Start of Block

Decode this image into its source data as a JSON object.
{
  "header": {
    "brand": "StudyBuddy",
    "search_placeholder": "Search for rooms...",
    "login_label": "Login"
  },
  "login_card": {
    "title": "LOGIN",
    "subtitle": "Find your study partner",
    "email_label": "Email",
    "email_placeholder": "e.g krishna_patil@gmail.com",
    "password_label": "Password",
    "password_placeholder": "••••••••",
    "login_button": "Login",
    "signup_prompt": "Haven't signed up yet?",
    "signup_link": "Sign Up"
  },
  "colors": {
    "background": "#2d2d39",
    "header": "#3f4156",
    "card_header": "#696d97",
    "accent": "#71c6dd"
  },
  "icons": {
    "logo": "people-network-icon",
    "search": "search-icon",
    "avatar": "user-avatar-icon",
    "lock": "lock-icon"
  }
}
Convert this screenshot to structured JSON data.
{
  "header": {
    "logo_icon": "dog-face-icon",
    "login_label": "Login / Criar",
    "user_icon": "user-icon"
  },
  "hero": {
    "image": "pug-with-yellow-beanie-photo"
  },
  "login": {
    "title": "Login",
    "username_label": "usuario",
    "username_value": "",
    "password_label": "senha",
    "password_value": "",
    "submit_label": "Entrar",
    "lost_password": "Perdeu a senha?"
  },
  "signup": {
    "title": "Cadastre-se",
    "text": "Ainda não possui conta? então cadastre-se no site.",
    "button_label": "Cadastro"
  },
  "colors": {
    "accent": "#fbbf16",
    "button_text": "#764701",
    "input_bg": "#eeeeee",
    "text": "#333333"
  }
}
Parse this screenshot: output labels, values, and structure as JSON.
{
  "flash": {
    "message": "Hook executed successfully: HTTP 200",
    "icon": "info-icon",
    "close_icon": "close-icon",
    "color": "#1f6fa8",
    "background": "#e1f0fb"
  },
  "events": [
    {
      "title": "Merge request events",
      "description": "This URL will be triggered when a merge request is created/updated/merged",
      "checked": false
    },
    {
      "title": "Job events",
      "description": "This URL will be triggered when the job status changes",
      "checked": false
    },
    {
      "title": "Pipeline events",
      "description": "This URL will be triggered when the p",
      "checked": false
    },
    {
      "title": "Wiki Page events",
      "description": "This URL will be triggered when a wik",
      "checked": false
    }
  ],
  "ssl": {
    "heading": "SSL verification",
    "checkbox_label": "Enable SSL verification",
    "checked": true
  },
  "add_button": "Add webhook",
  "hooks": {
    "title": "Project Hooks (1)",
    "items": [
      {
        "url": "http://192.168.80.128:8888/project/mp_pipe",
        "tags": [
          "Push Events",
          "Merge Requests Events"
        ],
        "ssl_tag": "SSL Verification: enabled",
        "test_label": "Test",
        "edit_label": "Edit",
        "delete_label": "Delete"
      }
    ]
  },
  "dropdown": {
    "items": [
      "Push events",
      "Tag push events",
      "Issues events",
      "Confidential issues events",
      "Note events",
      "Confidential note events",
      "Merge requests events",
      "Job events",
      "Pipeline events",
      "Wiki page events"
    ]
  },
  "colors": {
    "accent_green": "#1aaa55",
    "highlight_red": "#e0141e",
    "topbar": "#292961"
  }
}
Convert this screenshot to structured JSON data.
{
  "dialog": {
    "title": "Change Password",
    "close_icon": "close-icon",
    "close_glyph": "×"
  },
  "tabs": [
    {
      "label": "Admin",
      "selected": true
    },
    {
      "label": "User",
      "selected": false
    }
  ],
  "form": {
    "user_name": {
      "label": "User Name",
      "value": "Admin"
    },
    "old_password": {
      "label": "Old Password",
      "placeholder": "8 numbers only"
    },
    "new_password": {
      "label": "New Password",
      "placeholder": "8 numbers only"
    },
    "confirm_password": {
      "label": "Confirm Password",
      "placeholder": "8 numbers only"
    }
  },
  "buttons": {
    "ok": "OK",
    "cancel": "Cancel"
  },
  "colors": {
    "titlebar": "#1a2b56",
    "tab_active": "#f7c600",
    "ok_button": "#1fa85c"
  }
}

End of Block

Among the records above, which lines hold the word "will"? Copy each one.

      "description": "This URL will be triggered when a merge request is created/updated/merged",
      "description": "This URL will be triggered when the job status changes",
      "description": "This URL will be triggered when the p",
      "description": "This URL will be triggered when a wik",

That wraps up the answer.